* [Work required]
Reproduce the data exactly; no word may be added or dropped.

•••••

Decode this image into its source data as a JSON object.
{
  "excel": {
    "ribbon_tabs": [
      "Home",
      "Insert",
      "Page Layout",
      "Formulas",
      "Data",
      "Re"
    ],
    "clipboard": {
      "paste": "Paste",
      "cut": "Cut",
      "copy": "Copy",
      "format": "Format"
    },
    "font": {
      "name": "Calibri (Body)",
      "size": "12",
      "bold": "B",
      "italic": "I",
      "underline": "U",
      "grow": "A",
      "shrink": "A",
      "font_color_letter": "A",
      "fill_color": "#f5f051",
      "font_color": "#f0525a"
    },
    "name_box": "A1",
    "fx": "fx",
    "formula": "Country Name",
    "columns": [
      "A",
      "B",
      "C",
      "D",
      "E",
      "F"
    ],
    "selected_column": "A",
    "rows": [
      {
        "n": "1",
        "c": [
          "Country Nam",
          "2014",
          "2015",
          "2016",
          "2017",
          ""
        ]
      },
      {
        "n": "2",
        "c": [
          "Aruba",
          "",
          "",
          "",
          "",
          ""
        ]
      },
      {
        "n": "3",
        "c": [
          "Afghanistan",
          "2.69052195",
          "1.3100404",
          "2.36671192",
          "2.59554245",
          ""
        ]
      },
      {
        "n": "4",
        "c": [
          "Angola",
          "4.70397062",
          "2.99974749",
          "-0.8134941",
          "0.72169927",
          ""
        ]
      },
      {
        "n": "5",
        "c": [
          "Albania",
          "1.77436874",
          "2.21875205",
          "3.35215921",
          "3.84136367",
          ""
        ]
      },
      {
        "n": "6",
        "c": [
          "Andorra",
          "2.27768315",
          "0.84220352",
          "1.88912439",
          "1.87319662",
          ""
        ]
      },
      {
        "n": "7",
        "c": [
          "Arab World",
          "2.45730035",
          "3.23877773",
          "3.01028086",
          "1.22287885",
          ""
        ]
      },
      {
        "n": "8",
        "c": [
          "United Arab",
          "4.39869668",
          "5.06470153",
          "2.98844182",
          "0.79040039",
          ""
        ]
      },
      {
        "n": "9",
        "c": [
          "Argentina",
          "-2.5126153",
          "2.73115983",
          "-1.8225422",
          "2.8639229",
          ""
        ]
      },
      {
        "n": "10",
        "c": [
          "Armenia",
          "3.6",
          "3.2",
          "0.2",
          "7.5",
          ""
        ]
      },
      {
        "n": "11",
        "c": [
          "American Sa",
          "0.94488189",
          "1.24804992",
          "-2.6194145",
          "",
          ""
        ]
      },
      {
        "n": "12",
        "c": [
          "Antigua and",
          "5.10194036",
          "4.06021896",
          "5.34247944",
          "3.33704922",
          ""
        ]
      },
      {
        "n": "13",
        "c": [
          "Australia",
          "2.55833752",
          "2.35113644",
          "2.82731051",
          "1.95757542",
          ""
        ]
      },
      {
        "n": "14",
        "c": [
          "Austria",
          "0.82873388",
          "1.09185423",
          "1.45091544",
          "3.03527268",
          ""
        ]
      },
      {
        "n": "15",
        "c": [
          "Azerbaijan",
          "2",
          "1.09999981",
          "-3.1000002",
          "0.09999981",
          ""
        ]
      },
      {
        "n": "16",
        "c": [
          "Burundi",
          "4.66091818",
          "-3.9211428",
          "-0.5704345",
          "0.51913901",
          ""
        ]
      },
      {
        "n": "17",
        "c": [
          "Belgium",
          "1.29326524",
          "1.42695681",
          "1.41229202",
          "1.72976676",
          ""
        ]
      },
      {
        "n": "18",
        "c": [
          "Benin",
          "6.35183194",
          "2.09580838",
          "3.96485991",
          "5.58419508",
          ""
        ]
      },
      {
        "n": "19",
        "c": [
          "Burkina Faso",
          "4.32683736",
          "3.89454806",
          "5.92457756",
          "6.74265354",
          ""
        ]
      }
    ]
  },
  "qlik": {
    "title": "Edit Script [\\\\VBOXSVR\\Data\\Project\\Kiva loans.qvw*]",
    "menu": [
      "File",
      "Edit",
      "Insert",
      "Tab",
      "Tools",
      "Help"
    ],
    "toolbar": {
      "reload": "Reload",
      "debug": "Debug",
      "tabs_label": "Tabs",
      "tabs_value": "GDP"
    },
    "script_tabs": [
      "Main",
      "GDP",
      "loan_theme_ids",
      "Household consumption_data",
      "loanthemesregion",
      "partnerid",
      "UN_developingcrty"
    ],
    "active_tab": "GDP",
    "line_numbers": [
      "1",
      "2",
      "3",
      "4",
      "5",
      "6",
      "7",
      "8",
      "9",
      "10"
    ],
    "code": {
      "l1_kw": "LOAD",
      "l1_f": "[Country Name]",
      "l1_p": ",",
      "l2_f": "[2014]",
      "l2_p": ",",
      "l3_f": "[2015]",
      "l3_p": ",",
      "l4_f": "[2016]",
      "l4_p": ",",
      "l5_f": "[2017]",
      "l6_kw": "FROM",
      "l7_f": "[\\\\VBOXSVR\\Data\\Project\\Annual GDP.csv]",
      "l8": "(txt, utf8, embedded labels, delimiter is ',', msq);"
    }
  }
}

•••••

* [Output for this task]
Decode this image into its source data as a JSON object.
{
  "excel": {
    "ribbon_tabs": [
      "Home",
      "Insert",
      "Page Layout",
      "Formulas",
      "Data",
      "Re"
    ],
    "clipboard": {
      "paste": "Paste",
      "cut": "Cut",
      "copy": "Copy",
      "format": "Format"
    },
    "font": {
      "name": "Calibri (Body)",
      "size": "12",
      "bold": "B",
      "italic": "I",
      "underline": "U",
      "grow": "A",
      "shrink": "A",
      "font_color_letter": "A",
      "fill_color": "#f5f051",
      "font_color": "#f0525a"
    },
    "name_box": "A1",
    "fx": "fx",
    "formula": "Country Name",
    "columns": [
      "A",
      "B",
      "C",
      "D",
      "E",
      "F"
    ],
    "selected_column": "A",
    "rows": [
      {
        "n": "1",
        "c": [
          "Country Nam",
          "2014",
          "2015",
          "2016",
          "2017",
          ""
        ]
      },
      {
        "n": "2",
        "c": [
          "Aruba",
          "",
          "",
          "",
          "",
          ""
        ]
      },
      {
        "n": "3",
        "c": [
          "Afghanistan",
          "2.69052195",
          "1.3100404",
          "2.36671192",
          "2.59554245",
          ""
        ]
      },
      {
        "n": "4",
        "c": [
          "Angola",
          "4.70397062",
          "2.99974749",
          "-0.8134941",
          "0.72169927",
          ""
        ]
      },
      {
        "n": "5",
        "c": [
          "Albania",
          "1.77436874",
          "2.21875205",
          "3.35215921",
          "3.84136367",
          ""
        ]
      },
      {
        "n": "6",
        "c": [
          "Andorra",
          "2.27768315",
          "0.84220352",
          "1.88912439",
          "1.87319662",
          ""
        ]
      },
      {
        "n": "7",
        "c": [
          "Arab World",
          "2.45730035",
          "3.23877773",
          "3.01028086",
          "1.22287885",
          ""
        ]
      },
      {
        "n": "8",
        "c": [
          "United Arab",
          "4.39869668",
          "5.06470153",
          "2.98844182",
          "0.79040039",
          ""
        ]
      },
      {
        "n": "9",
        "c": [
          "Argentina",
          "-2.5126153",
          "2.73115983",
          "-1.8225422",
          "2.8639229",
          ""
        ]
      },
      {
        "n": "10",
        "c": [
          "Armenia",
          "3.6",
          "3.2",
          "0.2",
          "7.5",
          ""
        ]
      },
      {
        "n": "11",
        "c": [
          "American Sa",
          "0.94488189",
          "1.24804992",
          "-2.6194145",
          "",
          ""
        ]
      },
      {
        "n": "12",
        "c": [
          "Antigua and",
          "5.10194036",
          "4.06021896",
          "5.34247944",
          "3.33704922",
          ""
        ]
      },
      {
        "n": "13",
        "c": [
          "Australia",
          "2.55833752",
          "2.35113644",
          "2.82731051",
          "1.95757542",
          ""
        ]
      },
      {
        "n": "14",
        "c": [
          "Austria",
          "0.82873388",
          "1.09185423",
          "1.45091544",
          "3.03527268",
          ""
        ]
      },
      {
        "n": "15",
        "c": [
          "Azerbaijan",
          "2",
          "1.09999981",
          "-3.1000002",
          "0.09999981",
          ""
        ]
      },
      {
        "n": "16",
        "c": [
          "Burundi",
          "4.66091818",
          "-3.9211428",
          "-0.5704345",
          "0.51913901",
          ""
        ]
      },
      {
        "n": "17",
        "c": [
          "Belgium",
          "1.29326524",
          "1.42695681",
          "1.41229202",
          "1.72976676",
          ""
        ]
      },
      {
        "n": "18",
        "c": [
          "Benin",
          "6.35183194",
          "2.09580838",
          "3.96485991",
          "5.58419508",
          ""
        ]
      },
      {
        "n": "19",
        "c": [
          "Burkina Faso",
          "4.32683736",
          "3.89454806",
          "5.92457756",
          "6.74265354",
          ""
        ]
      }
    ]
  },
  "qlik": {
    "title": "Edit Script [\\\\VBOXSVR\\Data\\Project\\Kiva loans.qvw*]",
    "menu": [
      "File",
      "Edit",
      "Insert",
      "Tab",
      "Tools",
      "Help"
    ],
    "toolbar": {
      "reload": "Reload",
      "debug": "Debug",
      "tabs_label": "Tabs",
      "tabs_value": "GDP"
    },
    "script_tabs": [
      "Main",
      "GDP",
      "loan_theme_ids",
      "Household consumption_data",
      "loanthemesregion",
      "partnerid",
      "UN_developingcrty"
    ],
    "active_tab": "GDP",
    "line_numbers": [
      "1",
      "2",
      "3",
      "4",
      "5",
      "6",
      "7",
      "8",
      "9",
      "10"
    ],
    "code": {
      "l1_kw": "LOAD",
      "l1_f": "[Country Name]",
      "l1_p": ",",
      "l2_f": "[2014]",
      "l2_p": ",",
      "l3_f": "[2015]",
      "l3_p": ",",
      "l4_f": "[2016]",
      "l4_p": ",",
      "l5_f": "[2017]",
      "l6_kw": "FROM",
      "l7_f": "[\\\\VBOXSVR\\Data\\Project\\Annual GDP.csv]",
      "l8": "(txt, utf8, embedded labels, delimiter is ',', msq);"
    }
  }
}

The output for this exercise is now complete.